====== Extracted material

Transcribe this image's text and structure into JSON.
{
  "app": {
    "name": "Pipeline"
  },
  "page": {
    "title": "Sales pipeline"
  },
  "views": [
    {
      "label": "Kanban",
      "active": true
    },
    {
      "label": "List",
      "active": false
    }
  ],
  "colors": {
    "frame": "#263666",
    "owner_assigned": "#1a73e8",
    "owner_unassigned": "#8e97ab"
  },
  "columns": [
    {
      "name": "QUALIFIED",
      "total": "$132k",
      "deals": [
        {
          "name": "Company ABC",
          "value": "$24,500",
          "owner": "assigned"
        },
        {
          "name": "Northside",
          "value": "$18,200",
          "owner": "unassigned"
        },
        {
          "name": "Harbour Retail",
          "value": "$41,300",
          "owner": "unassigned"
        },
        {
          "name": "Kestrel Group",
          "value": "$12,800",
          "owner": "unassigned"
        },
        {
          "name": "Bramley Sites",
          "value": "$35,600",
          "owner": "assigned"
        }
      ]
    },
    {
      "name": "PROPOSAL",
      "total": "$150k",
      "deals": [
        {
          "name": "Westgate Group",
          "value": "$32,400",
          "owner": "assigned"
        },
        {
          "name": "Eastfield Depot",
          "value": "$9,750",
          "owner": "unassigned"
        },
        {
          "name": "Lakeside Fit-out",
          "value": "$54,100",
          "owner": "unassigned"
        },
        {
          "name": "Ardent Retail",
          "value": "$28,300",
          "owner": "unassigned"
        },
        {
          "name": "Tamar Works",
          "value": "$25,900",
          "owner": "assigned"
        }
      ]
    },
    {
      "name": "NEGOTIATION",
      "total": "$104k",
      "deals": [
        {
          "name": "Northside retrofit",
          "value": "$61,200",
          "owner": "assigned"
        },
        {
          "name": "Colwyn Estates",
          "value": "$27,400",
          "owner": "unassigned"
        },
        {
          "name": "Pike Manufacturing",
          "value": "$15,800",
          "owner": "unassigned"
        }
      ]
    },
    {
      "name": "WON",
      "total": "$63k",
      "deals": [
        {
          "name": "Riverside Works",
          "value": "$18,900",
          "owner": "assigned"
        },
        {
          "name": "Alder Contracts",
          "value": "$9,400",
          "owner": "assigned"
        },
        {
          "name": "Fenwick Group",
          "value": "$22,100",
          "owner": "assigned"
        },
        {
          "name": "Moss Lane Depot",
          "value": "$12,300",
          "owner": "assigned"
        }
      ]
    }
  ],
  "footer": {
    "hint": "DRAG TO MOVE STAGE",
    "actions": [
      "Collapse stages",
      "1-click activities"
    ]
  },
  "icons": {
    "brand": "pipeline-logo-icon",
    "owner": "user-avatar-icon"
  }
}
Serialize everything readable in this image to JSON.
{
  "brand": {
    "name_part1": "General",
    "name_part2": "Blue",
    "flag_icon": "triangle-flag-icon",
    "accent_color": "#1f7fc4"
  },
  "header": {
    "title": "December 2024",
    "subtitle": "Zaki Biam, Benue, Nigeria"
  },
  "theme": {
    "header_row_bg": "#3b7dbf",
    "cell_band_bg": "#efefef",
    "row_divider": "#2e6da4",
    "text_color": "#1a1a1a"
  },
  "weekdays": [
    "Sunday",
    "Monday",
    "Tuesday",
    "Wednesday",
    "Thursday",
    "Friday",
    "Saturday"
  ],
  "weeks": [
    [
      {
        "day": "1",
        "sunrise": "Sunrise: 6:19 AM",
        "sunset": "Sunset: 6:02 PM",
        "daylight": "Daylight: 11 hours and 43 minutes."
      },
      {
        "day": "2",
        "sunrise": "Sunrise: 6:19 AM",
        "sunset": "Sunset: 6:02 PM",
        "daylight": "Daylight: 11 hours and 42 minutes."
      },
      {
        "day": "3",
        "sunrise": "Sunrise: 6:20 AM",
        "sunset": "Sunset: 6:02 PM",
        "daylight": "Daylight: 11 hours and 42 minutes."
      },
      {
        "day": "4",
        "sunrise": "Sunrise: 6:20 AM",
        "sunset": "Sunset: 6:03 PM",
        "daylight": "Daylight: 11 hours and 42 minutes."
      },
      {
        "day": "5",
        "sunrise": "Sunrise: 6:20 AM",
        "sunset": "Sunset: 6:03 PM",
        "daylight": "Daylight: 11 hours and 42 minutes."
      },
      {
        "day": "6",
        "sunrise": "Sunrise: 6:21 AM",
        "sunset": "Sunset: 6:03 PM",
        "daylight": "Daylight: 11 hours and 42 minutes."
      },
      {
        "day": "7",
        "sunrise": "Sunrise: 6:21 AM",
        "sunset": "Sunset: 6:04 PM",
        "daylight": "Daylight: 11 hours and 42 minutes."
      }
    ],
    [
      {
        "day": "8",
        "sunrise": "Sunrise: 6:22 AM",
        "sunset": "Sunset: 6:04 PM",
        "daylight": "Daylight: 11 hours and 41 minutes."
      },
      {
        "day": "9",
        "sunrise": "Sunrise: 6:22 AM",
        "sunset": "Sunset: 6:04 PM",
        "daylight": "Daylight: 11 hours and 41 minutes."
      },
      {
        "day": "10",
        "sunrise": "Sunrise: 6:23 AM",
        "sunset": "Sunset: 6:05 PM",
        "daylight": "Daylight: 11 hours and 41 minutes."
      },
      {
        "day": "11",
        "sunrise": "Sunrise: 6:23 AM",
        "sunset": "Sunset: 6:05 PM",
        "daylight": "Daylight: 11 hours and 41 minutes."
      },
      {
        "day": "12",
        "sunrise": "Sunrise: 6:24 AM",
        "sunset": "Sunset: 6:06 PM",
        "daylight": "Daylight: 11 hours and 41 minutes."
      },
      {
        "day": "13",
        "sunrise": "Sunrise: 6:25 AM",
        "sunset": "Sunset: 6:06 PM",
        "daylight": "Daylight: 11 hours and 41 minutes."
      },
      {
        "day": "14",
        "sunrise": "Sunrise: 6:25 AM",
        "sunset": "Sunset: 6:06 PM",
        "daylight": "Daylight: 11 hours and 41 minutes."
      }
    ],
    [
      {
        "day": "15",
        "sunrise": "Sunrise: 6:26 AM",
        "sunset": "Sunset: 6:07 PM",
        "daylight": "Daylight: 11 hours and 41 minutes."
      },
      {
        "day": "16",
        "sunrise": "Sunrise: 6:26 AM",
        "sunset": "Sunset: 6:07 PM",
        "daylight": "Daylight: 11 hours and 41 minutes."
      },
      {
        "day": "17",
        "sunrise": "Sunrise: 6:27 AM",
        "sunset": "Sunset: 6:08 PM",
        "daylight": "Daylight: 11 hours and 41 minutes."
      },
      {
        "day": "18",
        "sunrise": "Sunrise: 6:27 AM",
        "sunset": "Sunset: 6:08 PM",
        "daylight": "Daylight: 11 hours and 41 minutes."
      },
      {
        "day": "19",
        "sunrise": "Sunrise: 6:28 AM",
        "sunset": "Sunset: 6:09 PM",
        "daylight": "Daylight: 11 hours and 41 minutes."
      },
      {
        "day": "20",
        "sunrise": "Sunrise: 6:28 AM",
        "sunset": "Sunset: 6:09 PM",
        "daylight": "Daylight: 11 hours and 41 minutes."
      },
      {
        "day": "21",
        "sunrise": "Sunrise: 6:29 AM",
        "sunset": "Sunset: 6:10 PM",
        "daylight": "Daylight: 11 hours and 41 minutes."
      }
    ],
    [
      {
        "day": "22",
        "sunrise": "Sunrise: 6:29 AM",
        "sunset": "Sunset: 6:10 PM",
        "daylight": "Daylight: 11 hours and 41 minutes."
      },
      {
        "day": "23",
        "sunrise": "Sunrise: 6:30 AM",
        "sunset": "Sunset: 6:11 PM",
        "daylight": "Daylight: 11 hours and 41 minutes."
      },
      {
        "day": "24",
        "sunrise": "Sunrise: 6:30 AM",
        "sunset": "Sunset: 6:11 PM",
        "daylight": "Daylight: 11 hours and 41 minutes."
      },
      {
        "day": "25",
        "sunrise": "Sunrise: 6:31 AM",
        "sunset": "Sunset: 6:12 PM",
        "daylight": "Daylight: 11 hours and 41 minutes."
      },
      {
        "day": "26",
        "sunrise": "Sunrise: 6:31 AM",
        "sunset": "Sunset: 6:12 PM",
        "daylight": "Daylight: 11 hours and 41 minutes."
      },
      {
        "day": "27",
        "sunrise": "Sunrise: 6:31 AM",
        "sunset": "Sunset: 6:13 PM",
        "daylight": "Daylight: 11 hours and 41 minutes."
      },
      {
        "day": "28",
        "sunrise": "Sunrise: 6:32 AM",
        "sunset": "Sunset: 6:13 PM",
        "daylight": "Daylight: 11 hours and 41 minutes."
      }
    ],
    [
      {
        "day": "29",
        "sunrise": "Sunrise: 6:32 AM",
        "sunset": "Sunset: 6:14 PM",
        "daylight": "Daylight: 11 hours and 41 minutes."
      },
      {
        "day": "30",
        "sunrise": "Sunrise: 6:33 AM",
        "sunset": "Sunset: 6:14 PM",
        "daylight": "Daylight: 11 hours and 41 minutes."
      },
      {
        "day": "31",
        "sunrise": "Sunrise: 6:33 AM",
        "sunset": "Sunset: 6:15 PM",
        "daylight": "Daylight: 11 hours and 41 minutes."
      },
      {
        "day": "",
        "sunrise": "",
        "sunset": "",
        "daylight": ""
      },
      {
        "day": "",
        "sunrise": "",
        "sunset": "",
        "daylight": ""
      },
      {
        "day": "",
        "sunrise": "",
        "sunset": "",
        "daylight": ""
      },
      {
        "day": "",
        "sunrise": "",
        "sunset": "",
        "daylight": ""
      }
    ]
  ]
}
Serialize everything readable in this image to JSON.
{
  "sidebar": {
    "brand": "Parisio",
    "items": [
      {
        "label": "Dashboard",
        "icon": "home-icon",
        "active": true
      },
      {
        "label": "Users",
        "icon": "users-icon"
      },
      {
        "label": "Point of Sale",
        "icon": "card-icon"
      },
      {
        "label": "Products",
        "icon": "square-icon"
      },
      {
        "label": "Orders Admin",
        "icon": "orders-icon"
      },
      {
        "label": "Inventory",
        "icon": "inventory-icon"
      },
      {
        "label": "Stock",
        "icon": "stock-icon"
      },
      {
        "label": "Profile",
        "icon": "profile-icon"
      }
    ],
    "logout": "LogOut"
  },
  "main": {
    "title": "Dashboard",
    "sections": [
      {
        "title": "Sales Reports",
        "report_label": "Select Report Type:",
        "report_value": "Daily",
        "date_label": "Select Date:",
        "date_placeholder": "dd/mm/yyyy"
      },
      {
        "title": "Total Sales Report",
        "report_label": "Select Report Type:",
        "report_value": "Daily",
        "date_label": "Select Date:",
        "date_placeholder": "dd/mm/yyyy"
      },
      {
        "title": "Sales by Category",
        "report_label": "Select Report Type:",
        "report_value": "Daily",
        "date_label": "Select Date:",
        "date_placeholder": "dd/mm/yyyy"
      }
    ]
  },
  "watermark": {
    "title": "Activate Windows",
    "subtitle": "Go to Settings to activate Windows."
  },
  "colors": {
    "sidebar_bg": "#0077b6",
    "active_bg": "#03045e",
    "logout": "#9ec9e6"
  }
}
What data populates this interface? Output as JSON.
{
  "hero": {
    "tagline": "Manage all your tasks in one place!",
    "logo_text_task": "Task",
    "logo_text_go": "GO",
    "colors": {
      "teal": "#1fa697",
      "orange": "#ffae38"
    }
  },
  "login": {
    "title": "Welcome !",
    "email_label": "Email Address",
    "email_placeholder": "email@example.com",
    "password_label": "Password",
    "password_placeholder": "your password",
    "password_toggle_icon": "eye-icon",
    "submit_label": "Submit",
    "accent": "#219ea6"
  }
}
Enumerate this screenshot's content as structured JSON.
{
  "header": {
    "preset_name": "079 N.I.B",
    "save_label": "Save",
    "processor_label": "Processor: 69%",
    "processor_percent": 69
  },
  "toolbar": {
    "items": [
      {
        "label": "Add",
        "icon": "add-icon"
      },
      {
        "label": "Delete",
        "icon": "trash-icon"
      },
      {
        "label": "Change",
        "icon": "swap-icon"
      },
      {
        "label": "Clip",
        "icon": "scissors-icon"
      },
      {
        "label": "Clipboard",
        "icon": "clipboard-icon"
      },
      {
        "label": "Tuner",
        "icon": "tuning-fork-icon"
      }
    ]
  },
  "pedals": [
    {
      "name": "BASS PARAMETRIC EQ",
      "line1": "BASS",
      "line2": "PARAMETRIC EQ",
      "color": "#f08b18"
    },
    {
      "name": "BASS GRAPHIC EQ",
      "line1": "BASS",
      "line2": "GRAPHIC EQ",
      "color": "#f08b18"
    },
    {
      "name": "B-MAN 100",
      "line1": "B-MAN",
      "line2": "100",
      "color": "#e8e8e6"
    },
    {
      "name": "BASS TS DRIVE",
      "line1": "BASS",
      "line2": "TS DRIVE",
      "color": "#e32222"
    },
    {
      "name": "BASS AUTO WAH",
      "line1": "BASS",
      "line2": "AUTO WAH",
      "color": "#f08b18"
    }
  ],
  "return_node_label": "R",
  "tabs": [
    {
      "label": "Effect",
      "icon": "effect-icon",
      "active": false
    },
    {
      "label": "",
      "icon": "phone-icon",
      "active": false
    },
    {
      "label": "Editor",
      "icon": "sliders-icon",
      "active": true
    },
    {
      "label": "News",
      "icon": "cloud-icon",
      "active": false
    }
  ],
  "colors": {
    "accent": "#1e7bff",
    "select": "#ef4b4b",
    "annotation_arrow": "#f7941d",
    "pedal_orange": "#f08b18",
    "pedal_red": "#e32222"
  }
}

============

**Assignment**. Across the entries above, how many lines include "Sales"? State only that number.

**Task result**. 4